**Task description:** Below are the records; collect from them each line containing the string "image".

Start of Data in this exercise

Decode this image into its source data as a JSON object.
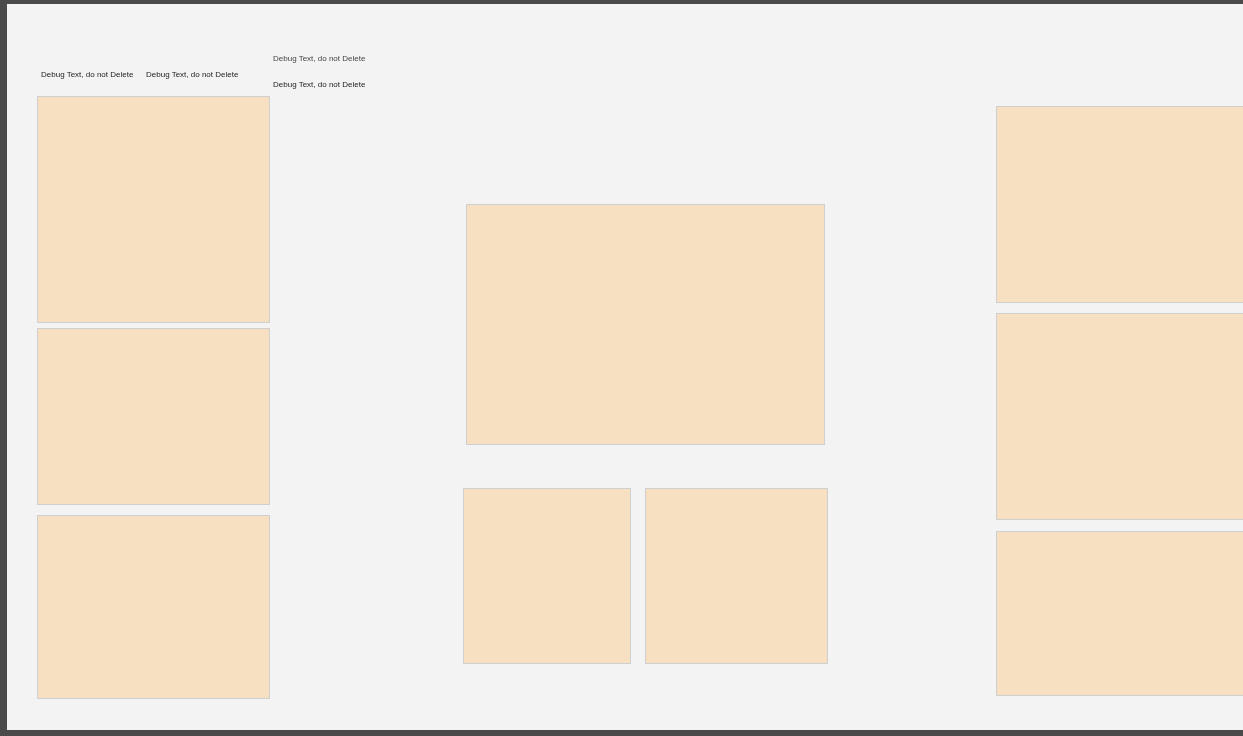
{
  "debug_texts": [
    {
      "text": "Debug Text, do not Delete"
    },
    {
      "text": "Debug Text, do not Delete"
    },
    {
      "text": "Debug Text, do not Delete"
    },
    {
      "text": "Debug Text, do not Delete"
    }
  ],
  "left_column": {
    "panels": [
      {
        "kind": "panel"
      },
      {
        "kind": "panel"
      },
      {
        "kind": "panel"
      }
    ]
  },
  "center_column": {
    "panels": [
      {
        "kind": "panel"
      },
      {
        "kind": "panel"
      },
      {
        "kind": "panel"
      }
    ]
  },
  "right_column": {
    "panels": [
      {
        "kind": "panel"
      },
      {
        "kind": "panel"
      },
      {
        "kind": "panel"
      }
    ]
  }
}
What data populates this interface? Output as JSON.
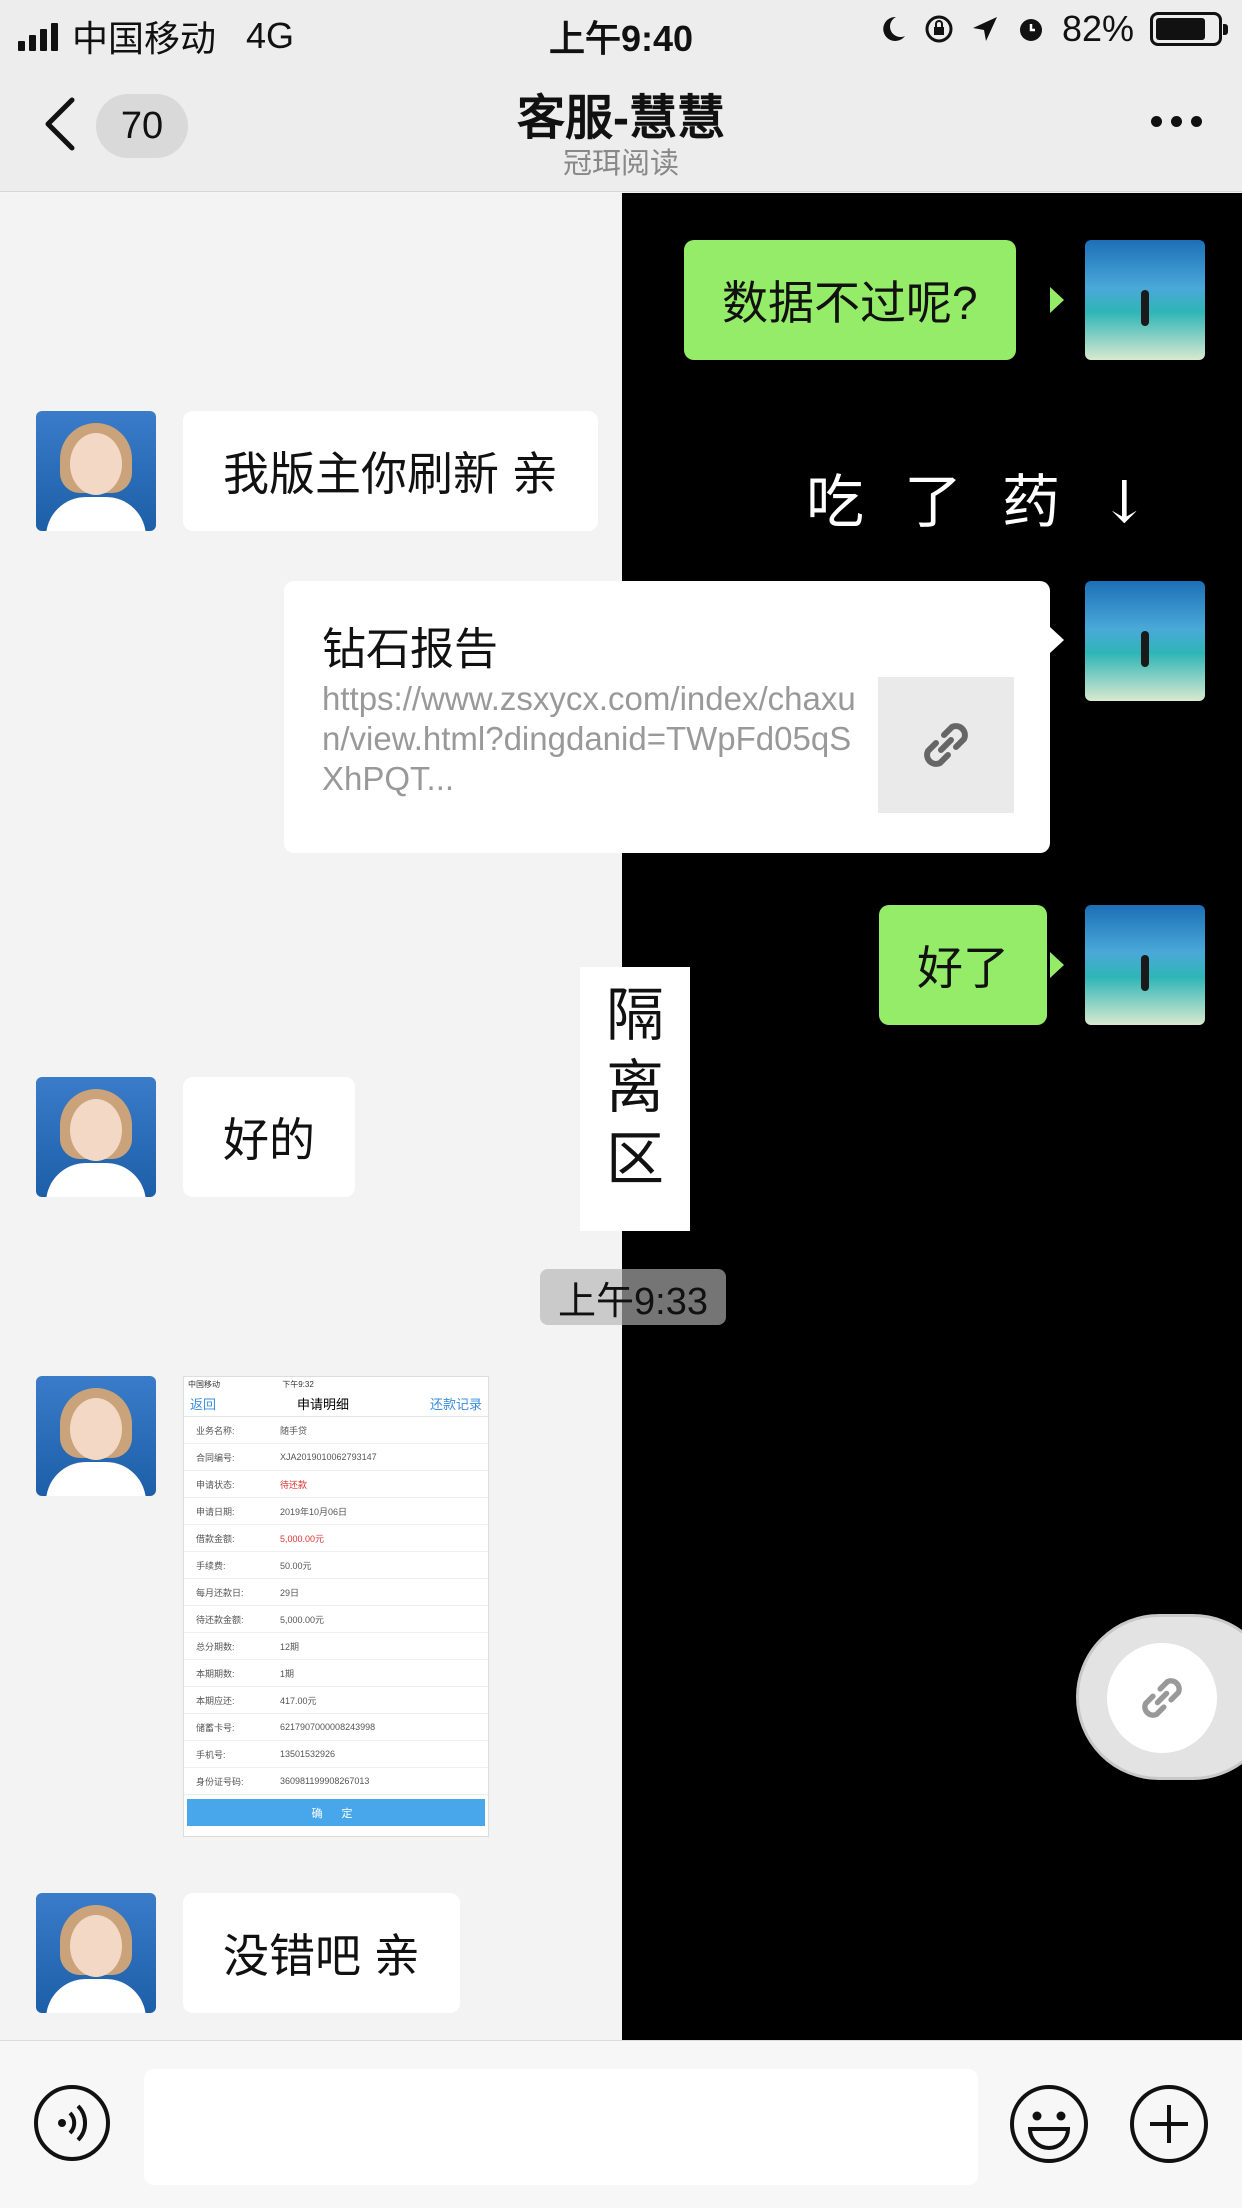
{
  "status": {
    "carrier": "中国移动",
    "network": "4G",
    "time": "上午9:40",
    "battery": "82%"
  },
  "nav": {
    "badge": "70",
    "title": "客服-慧慧",
    "subtitle": "冠珥阅读"
  },
  "messages": {
    "m1": "数据不过呢?",
    "m2": "我版主你刷新  亲",
    "sticker": "吃了药↓",
    "link": {
      "title": "钻石报告",
      "url": "https://www.zsxycx.com/index/chaxun/view.html?dingdanid=TWpFd05qSXhPQT..."
    },
    "m3": "好了",
    "stamp": "隔离区",
    "m4": "好的",
    "time": "上午9:33",
    "m5": "没错吧  亲"
  },
  "screenshot": {
    "status_left": "中国移动",
    "status_time": "下午9:32",
    "back": "返回",
    "title": "申请明细",
    "record": "还款记录",
    "rows": [
      {
        "k": "业务名称:",
        "v": "随手贷"
      },
      {
        "k": "合同编号:",
        "v": "XJA2019010062793147"
      },
      {
        "k": "申请状态:",
        "v": "待还款"
      },
      {
        "k": "申请日期:",
        "v": "2019年10月06日"
      },
      {
        "k": "借款金额:",
        "v": "5,000.00元"
      },
      {
        "k": "手续费:",
        "v": "50.00元"
      },
      {
        "k": "每月还款日:",
        "v": "29日"
      },
      {
        "k": "待还款金额:",
        "v": "5,000.00元"
      },
      {
        "k": "总分期数:",
        "v": "12期"
      },
      {
        "k": "本期期数:",
        "v": "1期"
      },
      {
        "k": "本期应还:",
        "v": "417.00元"
      },
      {
        "k": "储蓄卡号:",
        "v": "6217907000008243998"
      },
      {
        "k": "手机号:",
        "v": "13501532926"
      },
      {
        "k": "身份证号码:",
        "v": "360981199908267013"
      }
    ],
    "confirm": "确 定"
  },
  "input": {
    "placeholder": ""
  }
}
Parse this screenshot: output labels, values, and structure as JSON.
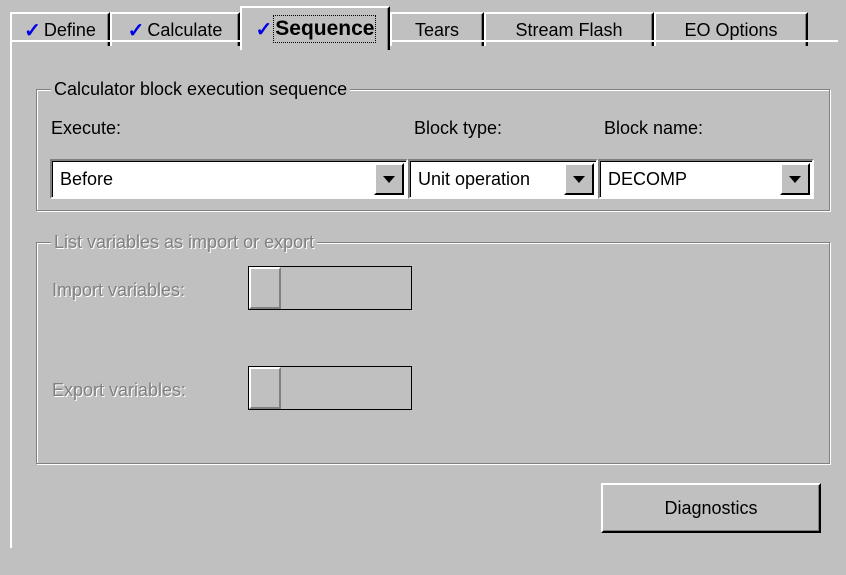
{
  "tabs": [
    {
      "label": "Define",
      "checked": true,
      "active": false
    },
    {
      "label": "Calculate",
      "checked": true,
      "active": false
    },
    {
      "label": "Sequence",
      "checked": true,
      "active": true
    },
    {
      "label": "Tears",
      "checked": false,
      "active": false
    },
    {
      "label": "Stream Flash",
      "checked": false,
      "active": false
    },
    {
      "label": "EO Options",
      "checked": false,
      "active": false
    }
  ],
  "check_glyph": "✓",
  "sequence_group": {
    "title": "Calculator block execution sequence",
    "execute_label": "Execute:",
    "execute_value": "Before",
    "block_type_label": "Block type:",
    "block_type_value": "Unit operation",
    "block_name_label": "Block name:",
    "block_name_value": "DECOMP"
  },
  "variables_group": {
    "title": "List variables as import or export",
    "import_label": "Import variables:",
    "export_label": "Export variables:"
  },
  "diagnostics_label": "Diagnostics",
  "colors": {
    "face": "#c0c0c0",
    "check": "#0000e6",
    "disabled_text": "#808080"
  }
}
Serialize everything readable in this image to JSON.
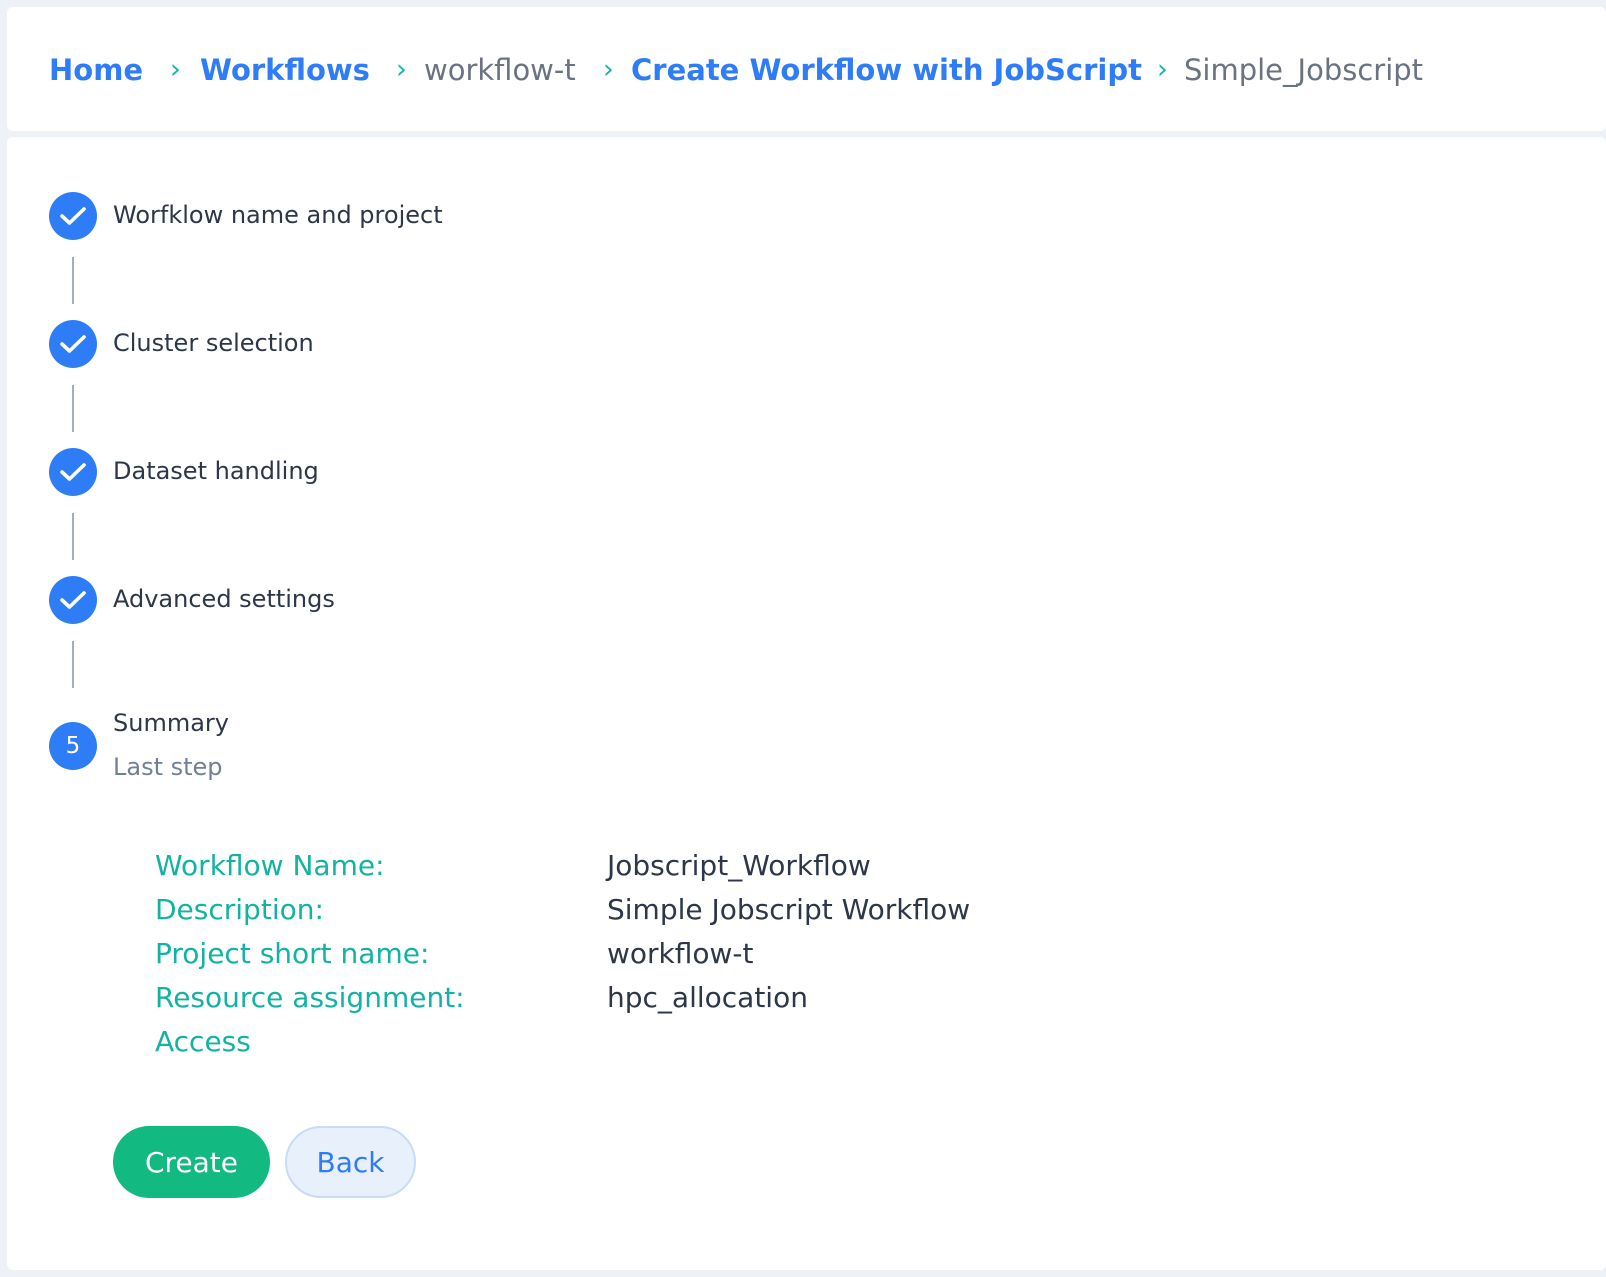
{
  "breadcrumb": [
    {
      "label": "Home",
      "link": true
    },
    {
      "label": "Workflows",
      "link": true
    },
    {
      "label": "workflow-t",
      "link": false
    },
    {
      "label": "Create Workflow with JobScript",
      "link": true
    },
    {
      "label": "Simple_Jobscript",
      "link": false
    }
  ],
  "breadcrumb_separator": "›",
  "steps": [
    {
      "label": "Worfklow name and project",
      "status": "done",
      "icon": "check-icon"
    },
    {
      "label": "Cluster selection",
      "status": "done",
      "icon": "check-icon"
    },
    {
      "label": "Dataset handling",
      "status": "done",
      "icon": "check-icon"
    },
    {
      "label": "Advanced settings",
      "status": "done",
      "icon": "check-icon"
    },
    {
      "label": "Summary",
      "number": "5",
      "sublabel": "Last step",
      "status": "active"
    }
  ],
  "summary": [
    {
      "label": "Workflow Name:",
      "value": "Jobscript_Workflow"
    },
    {
      "label": "Description:",
      "value": "Simple Jobscript Workflow"
    },
    {
      "label": "Project short name:",
      "value": "workflow-t"
    },
    {
      "label": "Resource assignment:",
      "value": "hpc_allocation"
    },
    {
      "label": "Access",
      "value": ""
    }
  ],
  "actions": {
    "create_label": "Create",
    "back_label": "Back"
  },
  "colors": {
    "primary": "#2f7df6",
    "accent_teal": "#13b3a3",
    "create_green": "#12b981",
    "background": "#eef2f7"
  }
}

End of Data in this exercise

**Expected output:**
Decode this image into its source data as a JSON object.
Serialize everything readable in this image to JSON.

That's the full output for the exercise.